To fellow attendees and speakers at ELA Conf:
Now that ELA Conf 2015 has come and gone, I'm left with so much inspiration and I already miss you all. Thank you Joni, LeeAnn, Katy, and Dominique for putting together such an incredible conference. As I said in my talk, you need take time for yourself and I hope you ladies are indulging in the things you find fun and relaxing for the next few weeks and/or months.
Twenty minutes isn't a whole lot of time to share everything I have learned in the last 18 months. Luckily, Marie Mosley's writing workshop has given me the confidence to write and bring more resources to you! (Thanks Marie!)
Additional Items & Thoughts
Some of the things I shared I learned from Sherrie Bourg Carter's book High-Octane Women: How Superachievers Can Avoid Burnout. It's a wonderful book that helps you to understand burnout, why it happens, and strategies on how to avoid it. Her case is that what works for others may not work for superachievers, because we are wired differently. Which is okay! (Yoga isn't for everyone.) Those of us who are always striving for what at times feel like impossible goals are more prone to burnout because we over-extend ourselves. I highly suggest this book if you are getting close, or have hit, burnout. She writes in a very plain-language and simplistic way, because as I mentioned, we are cognitively exhausted.

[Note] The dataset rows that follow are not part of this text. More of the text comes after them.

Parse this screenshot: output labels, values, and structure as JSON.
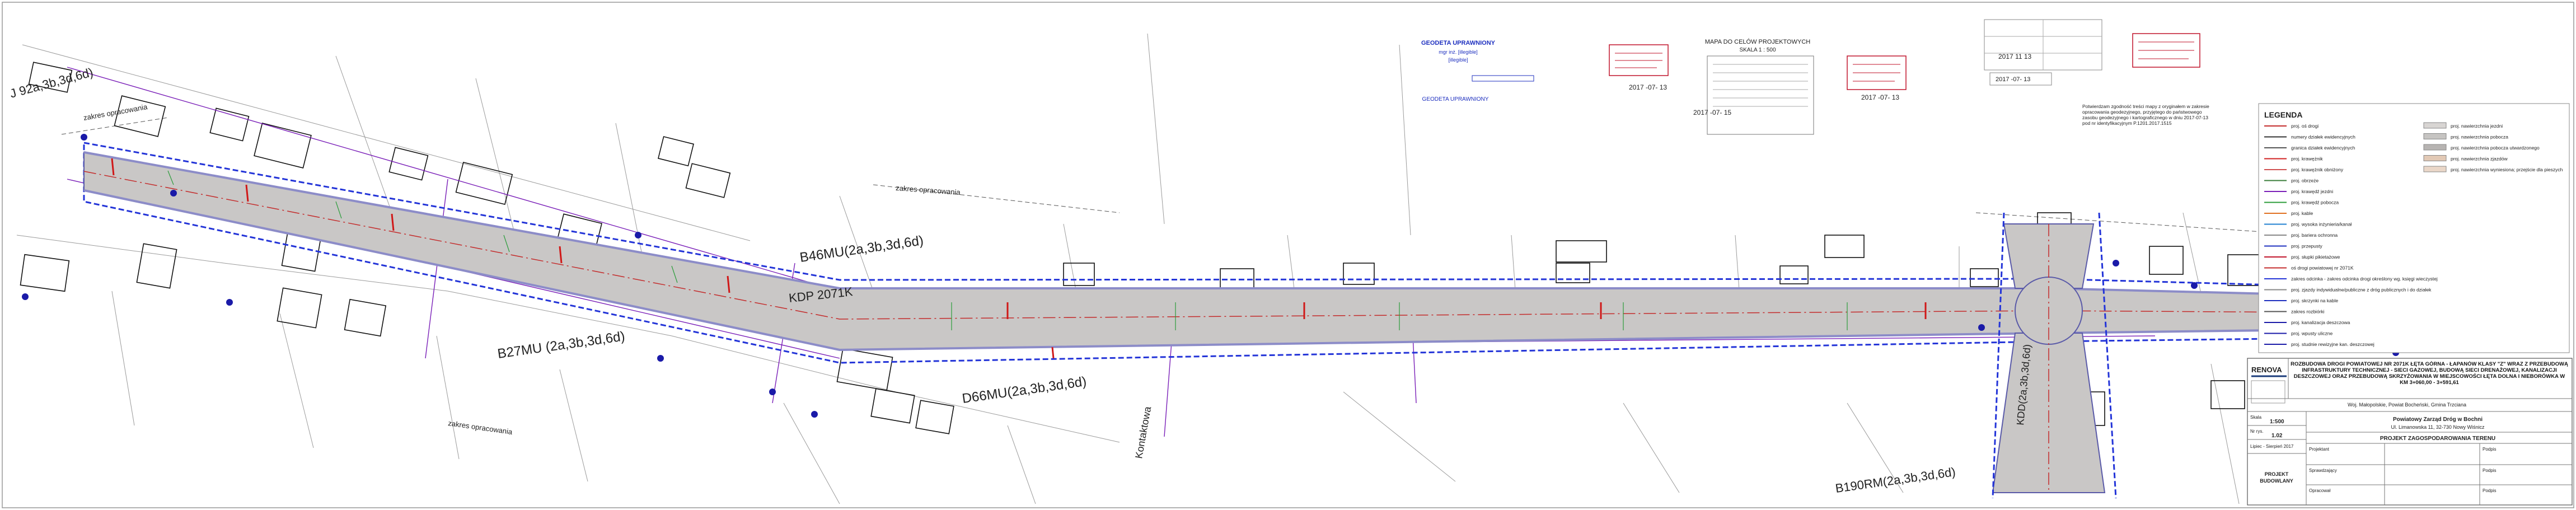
{
  "road_labels": {
    "left_top": "J 92a,3b,3d,6d)",
    "kdp": "KDP  2071K",
    "b46mu": "B46MU(2a,3b,3d,6d)",
    "b27mu": "B27MU (2a,3b,3d,6d)",
    "d66mu": "D66MU(2a,3b,3d,6d)",
    "kdd": "KDD(2a,3b,3d,6d)",
    "kontaktowa": "Kontaktowa",
    "b190rm": "B190RM(2a,3b,3d,6d)",
    "zakres1": "zakres opracowania",
    "zakres2": "zakres opracowania",
    "zakres3": "zakres opracowania"
  },
  "header": {
    "map_title_line1": "MAPA DO CELÓW PROJEKTOWYCH",
    "map_title_line2": "SKALA 1 : 500",
    "stamp_blue_title": "GEODETA UPRAWNIONY",
    "stamp_blue_line1": "mgr inż. [illegible]",
    "stamp_blue_line2": "[illegible]",
    "date1": "2017 -07- 13",
    "date2": "2017 -07- 15",
    "date3": "2017 -07- 13",
    "date4": "2017 -07- 13",
    "date5": "2017 11 13",
    "note": "Potwierdzam zgodność treści mapy z oryginałem w zakresie opracowania geodezyjnego, przyjętego do państwowego zasobu geodezyjnego i kartograficznego w dniu 2017-07-13 pod nr identyfikacyjnym P.1201.2017.1515"
  },
  "legend": {
    "title": "LEGENDA",
    "items_left": [
      "proj. oś drogi",
      "numery działek ewidencyjnych",
      "granica działek ewidencyjnych",
      "proj. krawężnik",
      "proj. krawężnik obniżony",
      "proj. obrzeże",
      "proj. krawędź jezdni",
      "proj. krawędź pobocza",
      "proj. kable",
      "proj. wysoka inżynieria/kanał",
      "proj. bariera ochronna",
      "proj. przepusty",
      "proj. słupki pikietażowe",
      "oś drogi powiatowej nr 2071K",
      "zakres odcinka - zakres odcinka drogi określony wg. księgi wieczystej",
      "proj. zjazdy indywidualne/publiczne z dróg publicznych i do działek",
      "proj. skrzynki na kable",
      "zakres rozbiórki",
      "proj. kanalizacja deszczowa",
      "proj. wpusty uliczne",
      "proj. studnie rewizyjne kan. deszczowej"
    ],
    "items_right": [
      "proj. nawierzchnia jezdni",
      "proj. nawierzchnia pobocza",
      "proj. nawierzchnia pobocza utwardzonego",
      "proj. nawierzchnia zjazdów",
      "proj. nawierzchnia wyniesiona; przejście dla pieszych"
    ]
  },
  "title_block": {
    "logo": "RENOVA",
    "title": "ROZBUDOWA DROGI POWIATOWEJ NR 2071K ŁĘTA GÓRNA - ŁAPANÓW KLASY \"Z\" WRAZ Z PRZEBUDOWĄ INFRASTRUKTURY TECHNICZNEJ - SIECI GAZOWEJ, BUDOWĄ SIECI DRENAŻOWEJ, KANALIZACJI DESZCZOWEJ ORAZ PRZEBUDOWĄ SKRZYŻOWANIA W MIEJSCOWOŚCI ŁĘTA DOLNA I NIEBORÓWKA W KM 3+060,00 - 3+591,61",
    "location": "Woj. Małopolskie, Powiat Bocheński, Gmina Trzciana",
    "scale_label": "Skala",
    "scale": "1:500",
    "sheet_label": "Nr rys.",
    "sheet": "1.02",
    "date": "Lipiec - Sierpień 2017",
    "investor_line1": "Powiatowy Zarząd Dróg w Bochni",
    "investor_line2": "Ul. Limanowska 11, 32-730 Nowy Wiśnicz",
    "drawing_name": "PROJEKT ZAGOSPODAROWANIA TERENU",
    "phase_line1": "PROJEKT",
    "phase_line2": "BUDOWLANY",
    "designer": "Projektant",
    "checker": "Sprawdzający",
    "draftsman": "Opracował",
    "signature": "Podpis"
  }
}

The Pastry Box Project is an incredible site filled with a million and a half thoughts from technical ideas to well-being. Lucky for you, Ben Callahan wrote about conserving energy today. In March, Dylan Wilbanks, UX Designer based in Seattle, WA, wrote about his burnout and year from hell. Read these and don't be afraid to talk about what you're going through with those close to you, and maybe eventually others. Burnout looks different in every person, and the more exposure you have to the differences, the better idea you may have on how burnout is affecting you. Also, Eileen Webb talks about The Awesomeness Approach ,what it looks like and how it works. Check it out, you know because you're awesome!
One thing that was not mentioned yesterday: others around you will notice your burnout before you do. They will try to express their concern, however you will have your blinders on because you're driving yourself towards a goal or accomplishment. I urge you to listen you your body and to others when they express their concern for you. Try to actively listen. It becomes easy to let others have the space to talk, but you're probably too cognitively burned out to really listen to what they are saying. You may even get defensive over it. Have them write things down if you need them to. It may be easier to absorb rather than trying to remember a conversation.